Write each entry out again exactly, with nothing omitted.
##############################
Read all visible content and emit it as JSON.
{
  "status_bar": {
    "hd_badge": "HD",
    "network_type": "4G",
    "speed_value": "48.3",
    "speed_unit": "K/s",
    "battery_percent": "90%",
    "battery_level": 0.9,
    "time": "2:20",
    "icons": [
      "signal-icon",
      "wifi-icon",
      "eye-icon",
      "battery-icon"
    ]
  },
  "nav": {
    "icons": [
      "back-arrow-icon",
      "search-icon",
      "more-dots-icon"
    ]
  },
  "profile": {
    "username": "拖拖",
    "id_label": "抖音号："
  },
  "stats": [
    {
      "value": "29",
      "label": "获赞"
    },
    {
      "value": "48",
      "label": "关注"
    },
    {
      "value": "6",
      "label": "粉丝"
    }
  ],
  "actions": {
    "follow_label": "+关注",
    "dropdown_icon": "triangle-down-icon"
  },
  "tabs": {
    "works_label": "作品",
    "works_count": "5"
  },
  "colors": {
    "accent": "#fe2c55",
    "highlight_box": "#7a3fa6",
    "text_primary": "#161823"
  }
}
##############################
> [Task response]
Read all visible content and emit it as JSON.
{
  "status_bar": {
    "hd_badge": "HD",
    "network_type": "4G",
    "speed_value": "48.3",
    "speed_unit": "K/s",
    "battery_percent": "90%",
    "battery_level": 0.9,
    "time": "2:20",
    "icons": [
      "signal-icon",
      "wifi-icon",
      "eye-icon",
      "battery-icon"
    ]
  },
  "nav": {
    "icons": [
      "back-arrow-icon",
      "search-icon",
      "more-dots-icon"
    ]
  },
  "profile": {
    "username": "拖拖",
    "id_label": "抖音号："
  },
  "stats": [
    {
      "value": "29",
      "label": "获赞"
    },
    {
      "value": "48",
      "label": "关注"
    },
    {
      "value": "6",
      "label": "粉丝"
    }
  ],
  "actions": {
    "follow_label": "+关注",
    "dropdown_icon": "triangle-down-icon"
  },
  "tabs": {
    "works_label": "作品",
    "works_count": "5"
  },
  "colors": {
    "accent": "#fe2c55",
    "highlight_box": "#7a3fa6",
    "text_primary": "#161823"
  }
}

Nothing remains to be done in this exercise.